The New England Patriots cruised to a 13-3 record on their way to the AFC's top seed, but Tim Britton of the Providence Journal uncovered a disquieting fact for Pats fans: the team only played two games against franchises that finished with winning records, and lost them both -- to the Steelers in Pittsburgh and at home against the Giants.
Every other playoff team has played at least four games against winning teams, and all but the Lions have emerged victorious in one (the Giants, it’s worth noting, didn’t beat a team above .500 outside of the Pats).
While it would be easy to jump to conclusions about the Patriots' postseason chances -- every Super Bowl winner since 2000 has played at least five winning teams during the regular season -- this is more a quirk of scheduling than a guaranteed predictor. All but two of the Pats' games came against opponents in the AFC East, AFC West, and NFC East; discounting the Pats, those divisions produced only one team over .500 (the 9-7 Giants).
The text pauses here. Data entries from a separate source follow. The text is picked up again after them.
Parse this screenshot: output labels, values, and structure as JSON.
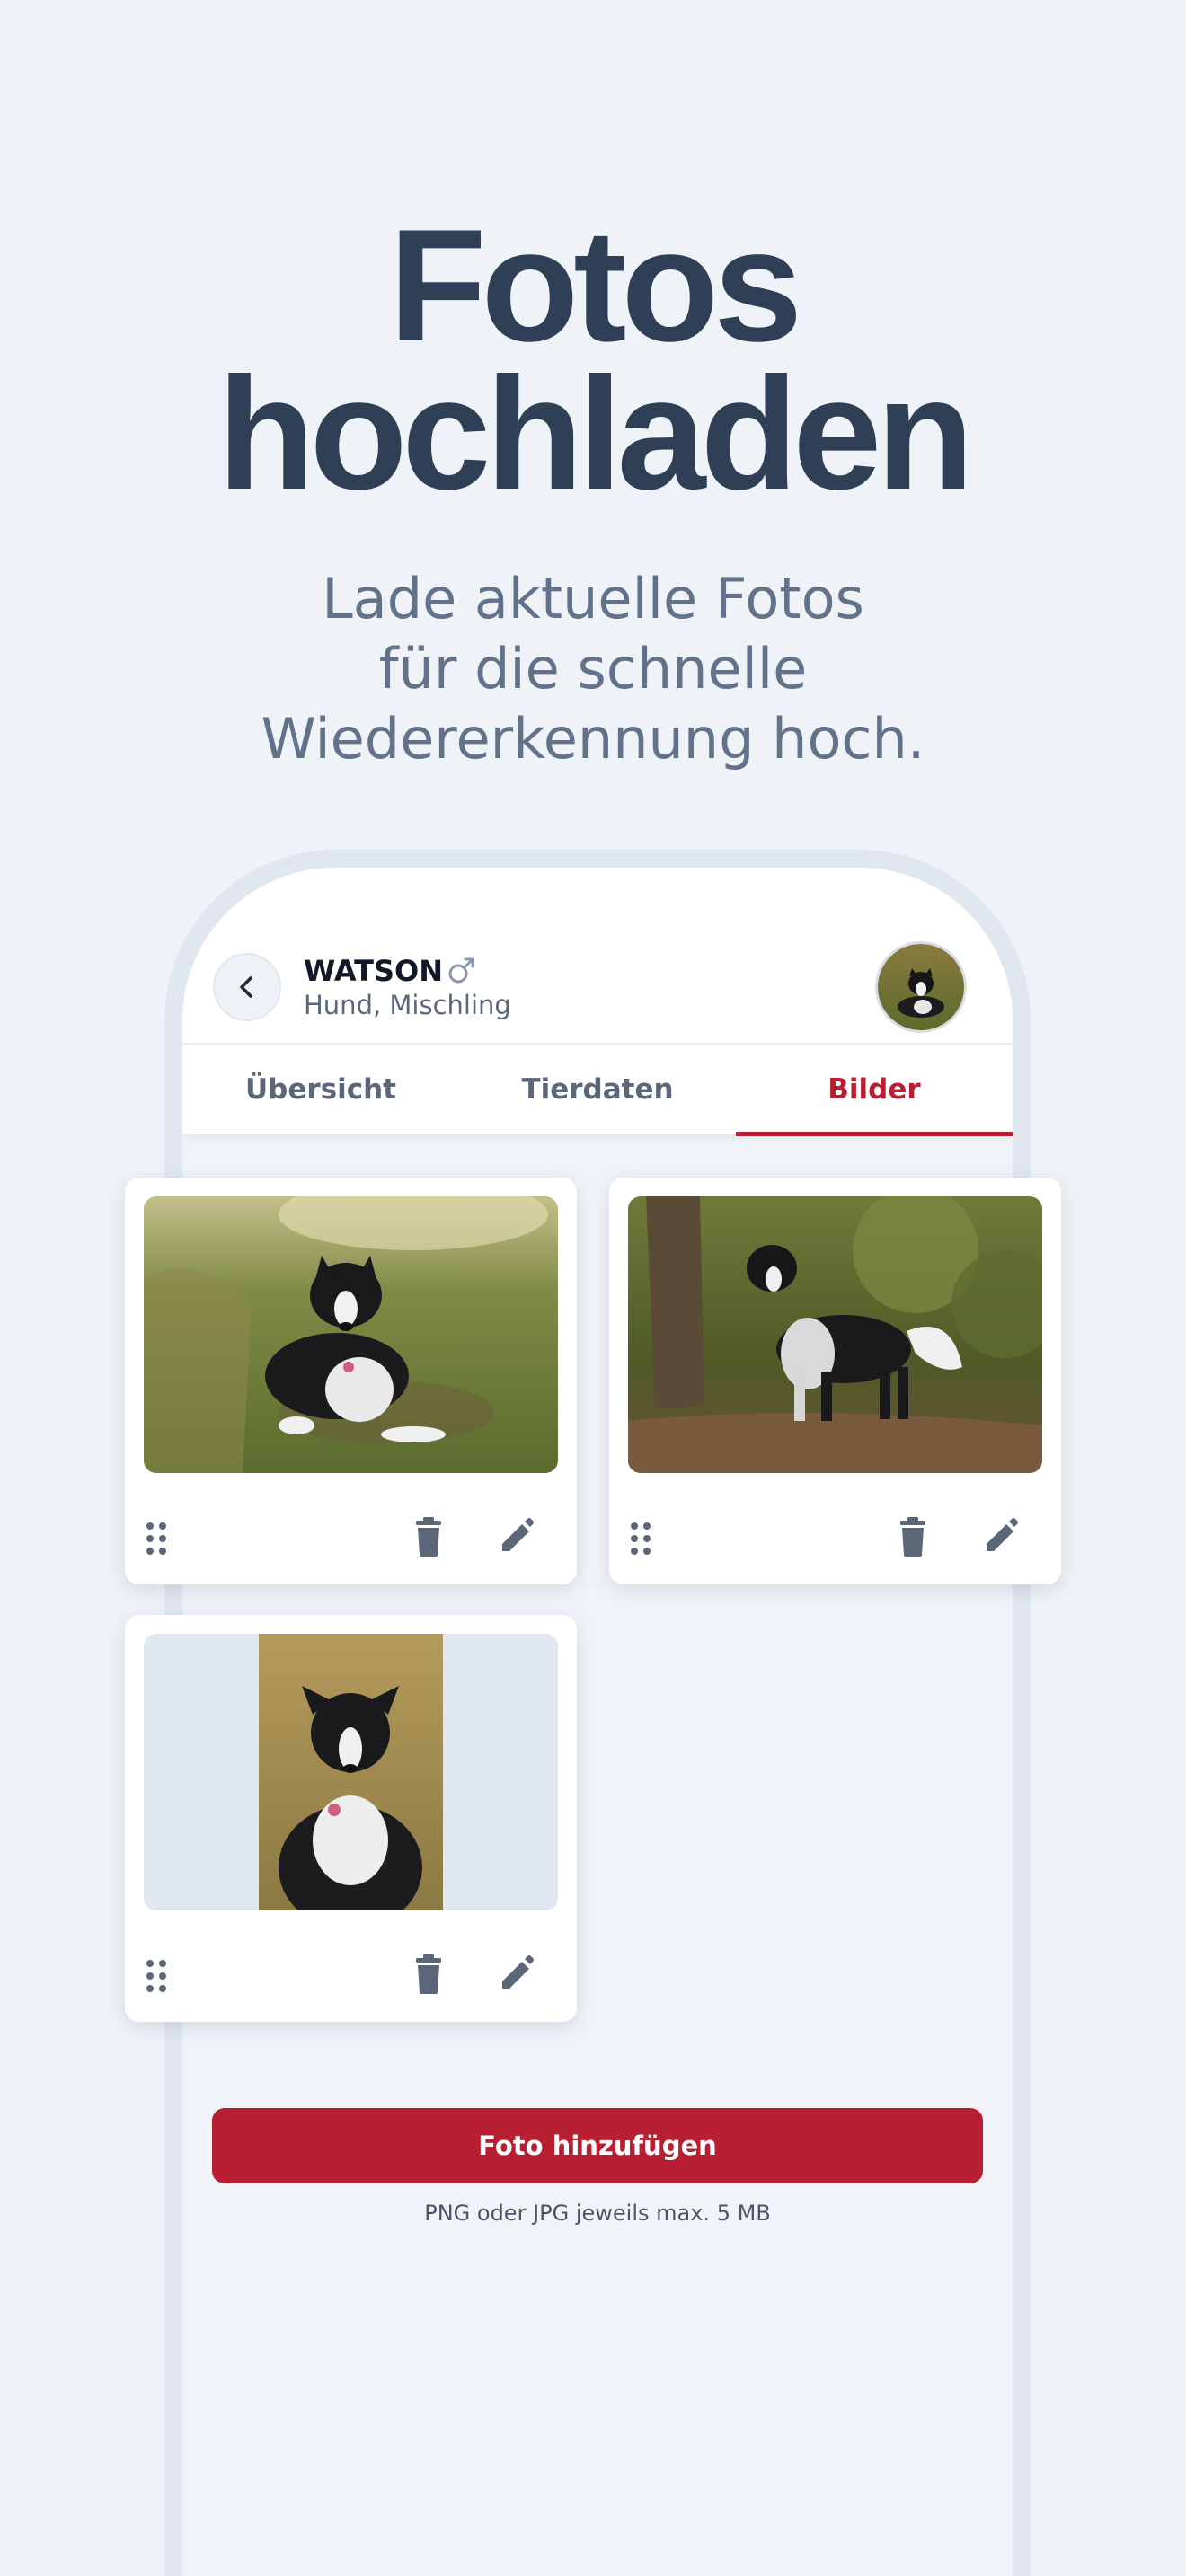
{
  "promo": {
    "headline_line1": "Fotos",
    "headline_line2": "hochladen",
    "subline": [
      "Lade aktuelle Fotos",
      "für die schnelle",
      "Wiedererkennung hoch."
    ]
  },
  "header": {
    "back_icon": "chevron-left-icon",
    "pet_name": "WATSON",
    "gender_symbol": "♂",
    "gender_icon": "male-icon",
    "pet_breed": "Hund, Mischling"
  },
  "tabs": [
    {
      "label": "Übersicht",
      "active": false
    },
    {
      "label": "Tierdaten",
      "active": false
    },
    {
      "label": "Bilder",
      "active": true
    }
  ],
  "photos": [
    {
      "subject": "dog lying in grass",
      "actions": [
        "drag-handle-icon",
        "trash-icon",
        "pencil-icon"
      ]
    },
    {
      "subject": "dog standing by tree",
      "actions": [
        "drag-handle-icon",
        "trash-icon",
        "pencil-icon"
      ]
    },
    {
      "subject": "dog portrait",
      "actions": [
        "drag-handle-icon",
        "trash-icon",
        "pencil-icon"
      ]
    }
  ],
  "add_button": {
    "label": "Foto hinzufügen"
  },
  "upload_hint": "PNG oder JPG jeweils max. 5 MB",
  "colors": {
    "background": "#eff3f8",
    "headline": "#2f3f56",
    "subline": "#62728a",
    "accent": "#b81f33",
    "icon": "#5b6779"
  }
}
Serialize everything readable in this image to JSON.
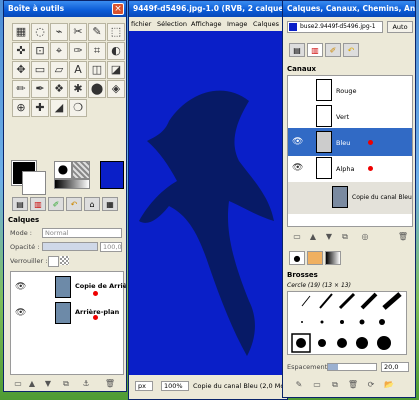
{
  "toolbox": {
    "title": "Boîte à outils",
    "layers_title": "Calques",
    "mode_label": "Mode :",
    "mode_value": "Normal",
    "opacity_label": "Opacité :",
    "opacity_value": "100,0",
    "lock_label": "Verrouiller :",
    "layers": [
      {
        "name": "Copie de Arrière"
      },
      {
        "name": "Arrière-plan"
      }
    ]
  },
  "image_window": {
    "title": "9449f-d5496.jpg-1.0 (RVB, 2 calques",
    "menus": [
      "fichier",
      "Sélection",
      "Affichage",
      "Image",
      "Calques"
    ],
    "zoom": "100%",
    "unit": "px",
    "status": "Copie du canal Bleu (2,0 Mo"
  },
  "dock": {
    "title": "Calques, Canaux, Chemins, Ann...",
    "image_selector": "buse2.9449f-d5496.jpg-1",
    "auto_label": "Auto",
    "channels_title": "Canaux",
    "channels": [
      {
        "name": "Rouge"
      },
      {
        "name": "Vert"
      },
      {
        "name": "Bleu"
      },
      {
        "name": "Alpha"
      },
      {
        "name": "Copie du canal Bleu"
      }
    ],
    "brushes_title": "Brosses",
    "brush_name": "Cercle (19) (13 × 13)",
    "spacing_label": "Espacement :",
    "spacing_value": "20,0"
  },
  "colors": {
    "accent": "#0a5ad6",
    "canvas": "#0a1fc8",
    "selected_row": "#316ac5"
  }
}
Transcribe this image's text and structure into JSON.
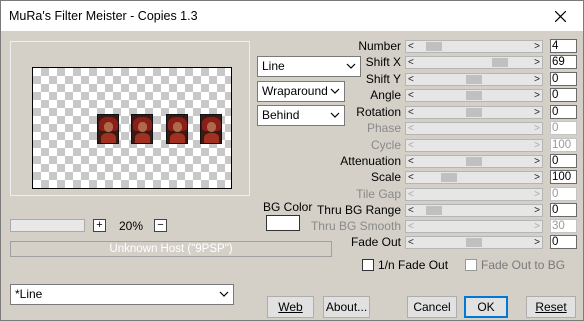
{
  "window": {
    "title": "MuRa's Filter Meister - Copies 1.3"
  },
  "preview": {
    "zoom_value": "20%",
    "zoom_minus": "−",
    "zoom_plus": "+",
    "host_text": "Unknown Host (\"9PSP\")"
  },
  "combos": {
    "mode": "Line",
    "edge": "Wraparound",
    "order": "Behind"
  },
  "bg_color": {
    "label": "BG Color",
    "value": "#ffffff"
  },
  "params": [
    {
      "label": "Number",
      "value": "4",
      "enabled": true,
      "level": 0.1
    },
    {
      "label": "Shift X",
      "value": "69",
      "enabled": true,
      "level": 0.76
    },
    {
      "label": "Shift Y",
      "value": "0",
      "enabled": true,
      "level": 0.5
    },
    {
      "label": "Angle",
      "value": "0",
      "enabled": true,
      "level": 0.5
    },
    {
      "label": "Rotation",
      "value": "0",
      "enabled": true,
      "level": 0.5
    },
    {
      "label": "Phase",
      "value": "0",
      "enabled": false,
      "level": 0
    },
    {
      "label": "Cycle",
      "value": "100",
      "enabled": false,
      "level": 0
    },
    {
      "label": "Attenuation",
      "value": "0",
      "enabled": true,
      "level": 0.5
    },
    {
      "label": "Scale",
      "value": "100",
      "enabled": true,
      "level": 0.25
    },
    {
      "label": "Tile Gap",
      "value": "0",
      "enabled": false,
      "level": 0
    },
    {
      "label": "Thru BG Range",
      "value": "0",
      "enabled": true,
      "level": 0.1
    },
    {
      "label": "Thru BG Smooth",
      "value": "30",
      "enabled": false,
      "level": 0
    },
    {
      "label": "Fade Out",
      "value": "0",
      "enabled": true,
      "level": 0.5
    }
  ],
  "checks": {
    "fade_1n": "1/n Fade Out",
    "fade_bg": "Fade Out to BG"
  },
  "preset_combo": "*Line",
  "buttons": {
    "web": "Web",
    "about": "About...",
    "cancel": "Cancel",
    "ok": "OK",
    "reset": "Reset"
  },
  "colors": {
    "window_bg": "#d4d0c8",
    "focus": "#0078d7"
  },
  "icons": {
    "close": "close-icon",
    "dropdown": "chevron-down-icon"
  }
}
A soft schedule does not necessarily spell doom, however: the 1999 Rams played just one game against a winning team during the regular season, a loss to the Titans that they avenged in the Super Bowl. If I were a Pats fan, I'd be more concerned about the team's porous defense than their strength of schedule.